→ **Exercise**
Write out each record below exactly, but not the pictures.

-- Data records follows --

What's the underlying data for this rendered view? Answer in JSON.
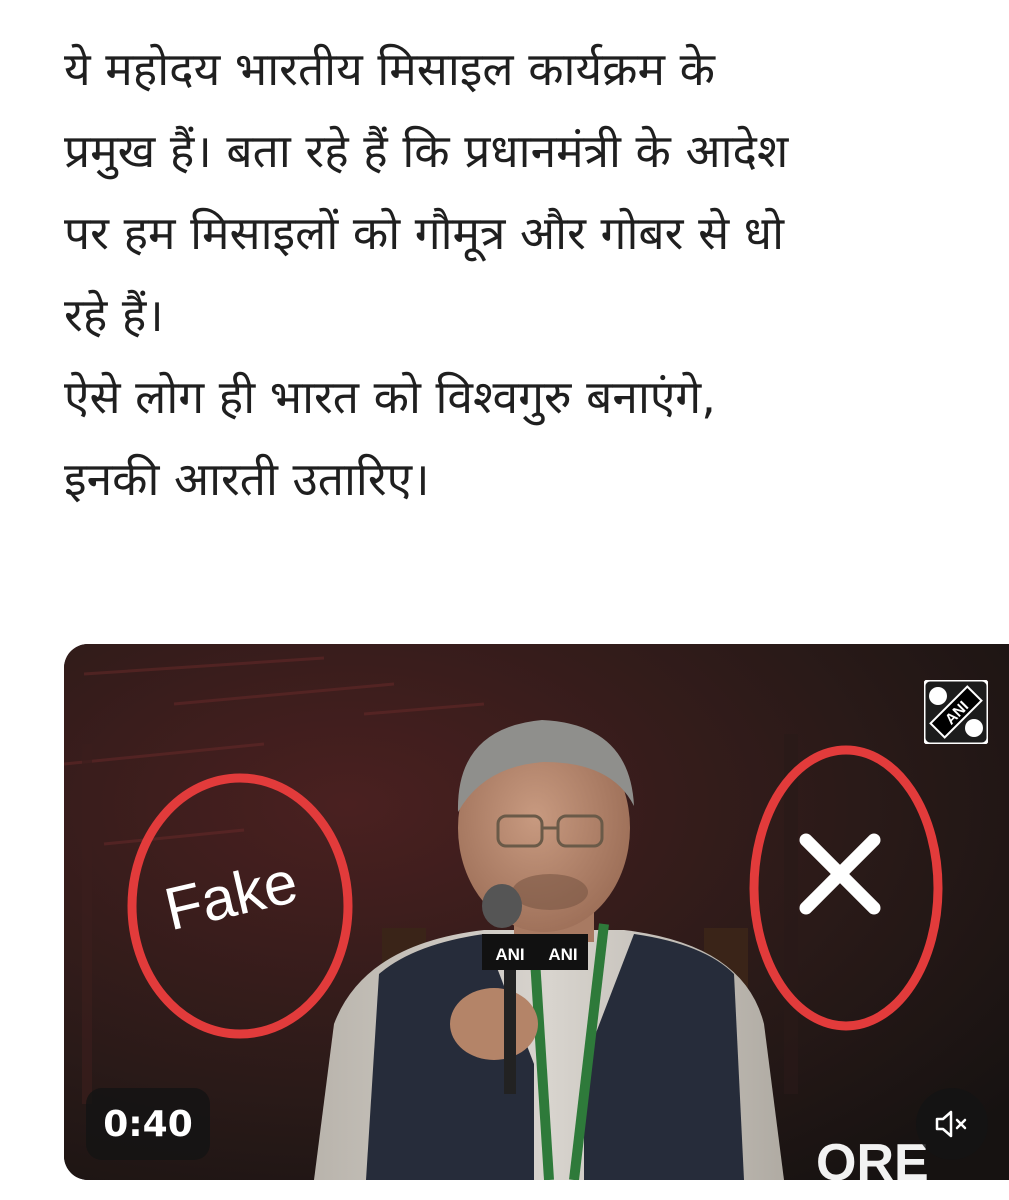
{
  "post": {
    "lines": [
      "ये महोदय भारतीय मिसाइल कार्यक्रम के",
      "प्रमुख हैं। बता रहे हैं कि प्रधानमंत्री के आदेश",
      "पर हम मिसाइलों को गौमूत्र और गोबर से धो",
      "रहे हैं।",
      "ऐसे लोग ही भारत को विश्वगुरु बनाएंगे,",
      "इनकी आरती उतारिए।"
    ]
  },
  "video": {
    "duration": "0:40",
    "overlay_label": "Fake",
    "mic_brand": "ANI",
    "watermark_brand": "ANI",
    "backdrop_letters": "ORE",
    "icons": {
      "mute": "speaker-muted-icon",
      "cross": "cross-mark-icon",
      "watermark": "ani-logo-icon"
    },
    "colors": {
      "annotation_red": "#e23b3b",
      "vest": "#262c3a",
      "backdrop": "#1c1615"
    }
  }
}
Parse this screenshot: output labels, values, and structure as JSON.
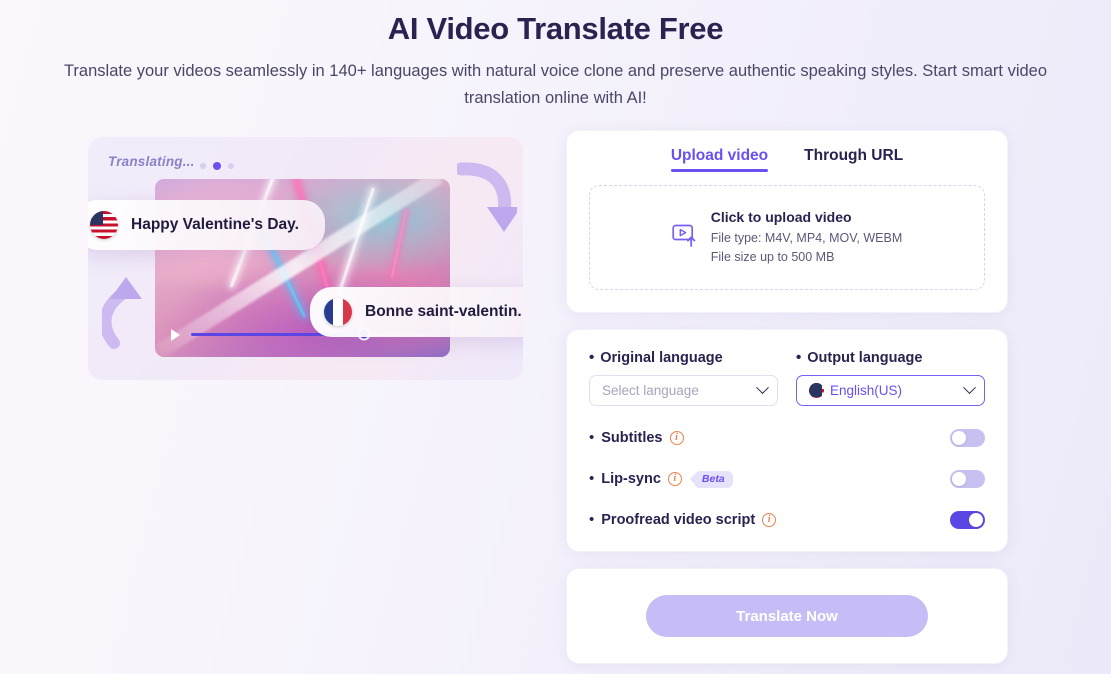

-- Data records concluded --

→ **Answer for this exercise**
What's the underlying data for this rendered view? Answer in JSON.
{
  "post": {
    "lines": [
      "ये महोदय भारतीय मिसाइल कार्यक्रम के",
      "प्रमुख हैं। बता रहे हैं कि प्रधानमंत्री के आदेश",
      "पर हम मिसाइलों को गौमूत्र और गोबर से धो",
      "रहे हैं।",
      "ऐसे लोग ही भारत को विश्वगुरु बनाएंगे,",
      "इनकी आरती उतारिए।"
    ]
  },
  "video": {
    "duration": "0:40",
    "overlay_label": "Fake",
    "mic_brand": "ANI",
    "watermark_brand": "ANI",
    "backdrop_letters": "ORE",
    "icons": {
      "mute": "speaker-muted-icon",
      "cross": "cross-mark-icon",
      "watermark": "ani-logo-icon"
    },
    "colors": {
      "annotation_red": "#e23b3b",
      "vest": "#262c3a",
      "backdrop": "#1c1615"
    }
  }
}
Parse this screenshot: output labels, values, and structure as JSON.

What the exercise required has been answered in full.